Friday, October 14, 2005

Happy Friday

Since I was negligent in posting this week, here are a collection of my thoughts and observations:

1. For the bargain price of 3000 euros, you can buy your very own gold-leaf keyboard and mouse from KaDeWe.

2. My grocery store sells strawberry shortcake flavored yogurt--Delicious!

3. I am happy to report that the trend of wearing brightly colored jeans seems to be over in Berlin! Buh-bye!

4. Unfortunately women now think it is acceptable to tuck their jeans into scrunchy boots. Where do I even begin!

5. I had been told that random people would not talk to me on the subway in Germany. I believe this information was not accurate. While carrying my golf club last week, 2 people struck up conversations with me about golf. The next day, while carrying a big bowl of salad, two more people talked to me. Either I attract wierd people, or they can feel my
Midwest-friendly vibe:-)

Tuesday, October 11, 2005

Send Up the White Smoke…Chancellor Angie is on her way

For a while people might have thought Germany was picking a new pope. Journalists have been staked out for the last 3 weeks waiting for any sign about who Germany’s next chancellor would be. News reports showed Merkel and Schroeder in meetings late into the night.

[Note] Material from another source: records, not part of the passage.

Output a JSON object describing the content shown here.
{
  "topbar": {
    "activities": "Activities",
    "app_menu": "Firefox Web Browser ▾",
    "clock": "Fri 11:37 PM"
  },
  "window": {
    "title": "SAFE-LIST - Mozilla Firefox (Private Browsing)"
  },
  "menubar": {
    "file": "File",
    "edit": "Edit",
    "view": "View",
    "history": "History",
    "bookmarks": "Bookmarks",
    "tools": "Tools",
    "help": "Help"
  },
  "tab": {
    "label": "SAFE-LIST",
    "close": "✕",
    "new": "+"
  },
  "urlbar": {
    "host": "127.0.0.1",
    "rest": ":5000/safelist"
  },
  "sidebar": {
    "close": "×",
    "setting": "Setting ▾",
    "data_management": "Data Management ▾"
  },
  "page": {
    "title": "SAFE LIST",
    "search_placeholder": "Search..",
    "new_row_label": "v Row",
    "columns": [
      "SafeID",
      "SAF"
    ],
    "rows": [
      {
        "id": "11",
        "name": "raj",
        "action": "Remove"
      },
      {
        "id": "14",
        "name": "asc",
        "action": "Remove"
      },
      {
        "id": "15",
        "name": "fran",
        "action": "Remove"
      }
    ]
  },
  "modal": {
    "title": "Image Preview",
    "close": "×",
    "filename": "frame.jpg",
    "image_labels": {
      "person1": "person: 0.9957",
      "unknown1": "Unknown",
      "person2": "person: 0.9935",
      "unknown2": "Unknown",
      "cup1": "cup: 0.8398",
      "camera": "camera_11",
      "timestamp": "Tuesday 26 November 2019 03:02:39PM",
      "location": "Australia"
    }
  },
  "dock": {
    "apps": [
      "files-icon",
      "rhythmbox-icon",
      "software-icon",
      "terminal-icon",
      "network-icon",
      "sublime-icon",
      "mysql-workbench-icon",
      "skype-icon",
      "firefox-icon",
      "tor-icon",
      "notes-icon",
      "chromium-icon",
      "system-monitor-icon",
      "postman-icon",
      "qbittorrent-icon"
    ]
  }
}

There were “grand coalition” meetings, “Jamaica” coalition meetings, “street light” coalition meetings and “8-eye meetings” (between the 4 principal players.)

Finally, yesterday afternoon it became official: Germany has a new chancellor! Angela Merkel, the chemist, daughter of a pastor, who grew up in East Germany, will become Germany’s first female and 8th post-war chancellor. In the understatement of the day, when asked by a reporter how she was feeling, Merkel replied almost confused by the question, “Mir geht’s gut” (I’m doing well.) Ya think!

Her comment was probably and acknowledgement of the fact that she will not have an easy road to travel. Merkel will be governing over a “grand coalition” between the liberals and the conservatives. Liberals will fill 8 cabinet positions. German unemployment averages around 12%. The future of the EU has yet to be decided. The immigration of Muslims to Germany is an issue that has yet to really be addressed. And relations with the US still need to be repaired.

But last night Angie could celebrate! Her party stood behind her, and she won!

Fr. Merkel, as Germany’s new image campaign says, “Du bist Deutschland” (you are Germany!)

P.S. Merkel's accession has caused one more issue: is my fellowship now the Bundeskanzlerin Stipendium??

Sunday, October 09, 2005

Saturday Evening

Though public diplomacy is my official project this year, it is not a big secret that I am on a quest. My mission is to find Germany’s best cheese spaetzle. This morning I am happy to report that I had my first plate of real cheese spaetzle last night and it was FANTASTIC! My initial research in 1997 and 2001 revealed that Germany’s best spaetzle comes out of the Schlecker kitchen in Ulm. Indeed in 2005, I proclaim that the best cheese spaetzle is still made by the Family Schlecker:-)

Matthias invited myself, a friend from Munich and 2 other couples (who he knows from the Berlin blogosphere) to a Swabisch dinner party. I arrived an embarrassing 40 minutes late after getting lost (my raspberry walnut salad was extra tossed by the time I arrived!) But once I finally found the apartment, the evening was great. Matthias’s altbau apartment has great ambience, the music and wine was well selected and the other guests were very friendly.

Now on to what makes the Schlecker family recipe so good… I believe there are three primary factors. The first is homemade noodles. For years I have heard Matthias say to people that making the noodles is “so simple.” Though as the mess in my kitchen has shown whenever I have tried to make noodles, spaetzle-making does require some skill. The second factor is the proper proportion of cheese, noodles and carmelized onion. The final factor is greasing the pan properly so that the cheese on the outside gets a little crispy (like Buddy’s deep-dish pizza crust, for those from Michigan.) Since I have tried to make this recipe with little success, I believe there might also be a special 4th factor, like a spaetzle elf that Matthias keeps hidden in the cabinet. Whatever the secret is, dinner last night was wonderful!

For dessert, Matthias made a baked apple, raisin, almond dish with warm vanilla sauce. I think that description requires no commentary other than Yum!

When did the party end? I don’t know! As Matthias uncorked yet another bottle of wine at 1am, I bid everyone adieu and headed home. Matthias tried to explain that it is not until 1am in Berlin that people decide whether they want to go out and party. Maybe this is what Berliners do, but this American was exhausted!